The totality of the circumstances deserves to be seen before a person is granted or denied anticipatory bail: Delhi High Court
Nothing has been shown to the Court in the form of any cogent and primfacie evidence which could show that he has threatened anybody or tried to tamper with the evidence. Having regard to the facts and circumstances of this case, the petitioner is admitted to anticipatory bail. This was said in the case of Ameet Khandelwal vs State Of Nct Of Delhi [BAIL APPLN. 1162/2021] by Mr. Justice Rajnish Bhatnagar in the High Court of Delhi
The facts of the case are that a bail application has been filed on behalf of the petitioners under Section 438 Cr.P.C seeking anticipatory bail in connection with an FIR registered under Sections 376/506/509 IPC. It was filed after Court of Sessions dismissed his anticipatory bail application on 01.04.2021, holding that the allegations against the petitioner are serious and it is not a fit case for grant of anticipatory bail.
The petitioner contended that the petitioner has been falsely implicated in the instant case subsequent to being regularly threatened implications in false cases. It is further contended that the FIR are highly improbable and cannot be believed as no dates, day, time has been mentioned about the incidents. It is further submitted that delay in filing FIR after 7 months of the alleged incident under a well planned strategy to extort money from the petitioner and to take revenge from the petitioner for the cases filed by him for redressal of bonafide grievances as the owner of the company.

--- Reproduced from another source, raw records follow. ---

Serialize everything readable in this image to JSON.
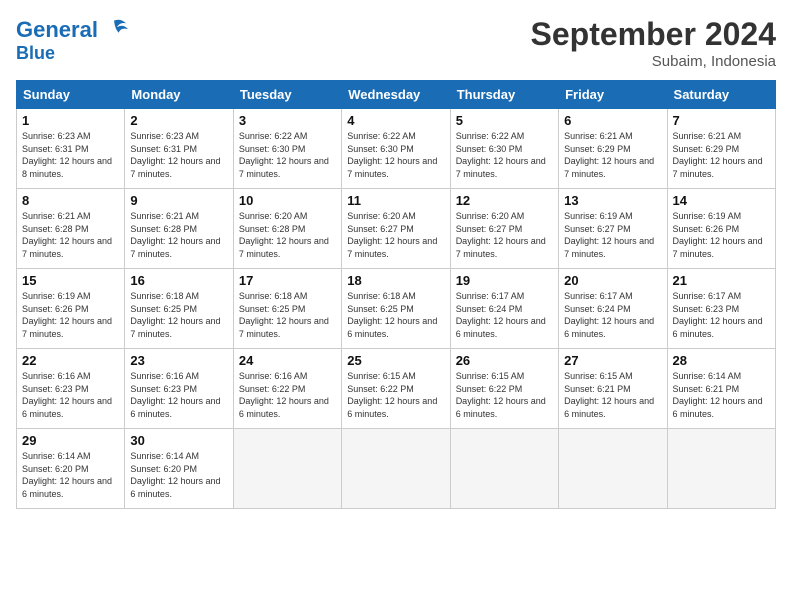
{
  "logo": {
    "line1": "General",
    "line2": "Blue"
  },
  "title": "September 2024",
  "subtitle": "Subaim, Indonesia",
  "headers": [
    "Sunday",
    "Monday",
    "Tuesday",
    "Wednesday",
    "Thursday",
    "Friday",
    "Saturday"
  ],
  "weeks": [
    [
      {
        "day": "1",
        "sunrise": "6:23 AM",
        "sunset": "6:31 PM",
        "daylight": "12 hours and 8 minutes."
      },
      {
        "day": "2",
        "sunrise": "6:23 AM",
        "sunset": "6:31 PM",
        "daylight": "12 hours and 7 minutes."
      },
      {
        "day": "3",
        "sunrise": "6:22 AM",
        "sunset": "6:30 PM",
        "daylight": "12 hours and 7 minutes."
      },
      {
        "day": "4",
        "sunrise": "6:22 AM",
        "sunset": "6:30 PM",
        "daylight": "12 hours and 7 minutes."
      },
      {
        "day": "5",
        "sunrise": "6:22 AM",
        "sunset": "6:30 PM",
        "daylight": "12 hours and 7 minutes."
      },
      {
        "day": "6",
        "sunrise": "6:21 AM",
        "sunset": "6:29 PM",
        "daylight": "12 hours and 7 minutes."
      },
      {
        "day": "7",
        "sunrise": "6:21 AM",
        "sunset": "6:29 PM",
        "daylight": "12 hours and 7 minutes."
      }
    ],
    [
      {
        "day": "8",
        "sunrise": "6:21 AM",
        "sunset": "6:28 PM",
        "daylight": "12 hours and 7 minutes."
      },
      {
        "day": "9",
        "sunrise": "6:21 AM",
        "sunset": "6:28 PM",
        "daylight": "12 hours and 7 minutes."
      },
      {
        "day": "10",
        "sunrise": "6:20 AM",
        "sunset": "6:28 PM",
        "daylight": "12 hours and 7 minutes."
      },
      {
        "day": "11",
        "sunrise": "6:20 AM",
        "sunset": "6:27 PM",
        "daylight": "12 hours and 7 minutes."
      },
      {
        "day": "12",
        "sunrise": "6:20 AM",
        "sunset": "6:27 PM",
        "daylight": "12 hours and 7 minutes."
      },
      {
        "day": "13",
        "sunrise": "6:19 AM",
        "sunset": "6:27 PM",
        "daylight": "12 hours and 7 minutes."
      },
      {
        "day": "14",
        "sunrise": "6:19 AM",
        "sunset": "6:26 PM",
        "daylight": "12 hours and 7 minutes."
      }
    ],
    [
      {
        "day": "15",
        "sunrise": "6:19 AM",
        "sunset": "6:26 PM",
        "daylight": "12 hours and 7 minutes."
      },
      {
        "day": "16",
        "sunrise": "6:18 AM",
        "sunset": "6:25 PM",
        "daylight": "12 hours and 7 minutes."
      },
      {
        "day": "17",
        "sunrise": "6:18 AM",
        "sunset": "6:25 PM",
        "daylight": "12 hours and 7 minutes."
      },
      {
        "day": "18",
        "sunrise": "6:18 AM",
        "sunset": "6:25 PM",
        "daylight": "12 hours and 6 minutes."
      },
      {
        "day": "19",
        "sunrise": "6:17 AM",
        "sunset": "6:24 PM",
        "daylight": "12 hours and 6 minutes."
      },
      {
        "day": "20",
        "sunrise": "6:17 AM",
        "sunset": "6:24 PM",
        "daylight": "12 hours and 6 minutes."
      },
      {
        "day": "21",
        "sunrise": "6:17 AM",
        "sunset": "6:23 PM",
        "daylight": "12 hours and 6 minutes."
      }
    ],
    [
      {
        "day": "22",
        "sunrise": "6:16 AM",
        "sunset": "6:23 PM",
        "daylight": "12 hours and 6 minutes."
      },
      {
        "day": "23",
        "sunrise": "6:16 AM",
        "sunset": "6:23 PM",
        "daylight": "12 hours and 6 minutes."
      },
      {
        "day": "24",
        "sunrise": "6:16 AM",
        "sunset": "6:22 PM",
        "daylight": "12 hours and 6 minutes."
      },
      {
        "day": "25",
        "sunrise": "6:15 AM",
        "sunset": "6:22 PM",
        "daylight": "12 hours and 6 minutes."
      },
      {
        "day": "26",
        "sunrise": "6:15 AM",
        "sunset": "6:22 PM",
        "daylight": "12 hours and 6 minutes."
      },
      {
        "day": "27",
        "sunrise": "6:15 AM",
        "sunset": "6:21 PM",
        "daylight": "12 hours and 6 minutes."
      },
      {
        "day": "28",
        "sunrise": "6:14 AM",
        "sunset": "6:21 PM",
        "daylight": "12 hours and 6 minutes."
      }
    ],
    [
      {
        "day": "29",
        "sunrise": "6:14 AM",
        "sunset": "6:20 PM",
        "daylight": "12 hours and 6 minutes."
      },
      {
        "day": "30",
        "sunrise": "6:14 AM",
        "sunset": "6:20 PM",
        "daylight": "12 hours and 6 minutes."
      },
      null,
      null,
      null,
      null,
      null
    ]
  ]
}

On the other hand, the respondent contended that the allegations against the petitioner are grave and serious in nature. It is further contended that the accused/petitioner may not be available for the trial as he has mentioned different addresses in the bail petition and there are chances that he may flee from the justice. As regard the delay in lodging the FIR, it is submitted that the complainant remained silent to save the matrimonial trauma of her mother and the marriage of the complainant was fixed during that period and if the fiance of the complainant would have come to know about the incident, he would have broken the relationship
The Court referred to the case of Siddharam Satlingappa Mhetre Vs. State of Maharashtra [(2011) 1 SCC 694] wherein it was said that “Court should be loath to reject the grant of anticipatory bail in as much as it impinges on the personal liberty of a person. Meaning thereby, unless and until there is an imminent and a great imperative to have a custodial interrogation of an accused, the anticipatory bail does not deserve to be denied”.
The Court after perusing the record in the light of the above judgment said that “nothing has been shown to the Court in the form of any cogent and primfacie evidence which could show that he has threatened anybody or tried to tamper with the evidence. No doubt, the allegations against the petitioner are serious in nature but the severity of the allegations is not the only consideration which should result in denial of grant of bail to the petitioner”. Hence, the petitioner was granted anticipatory bail.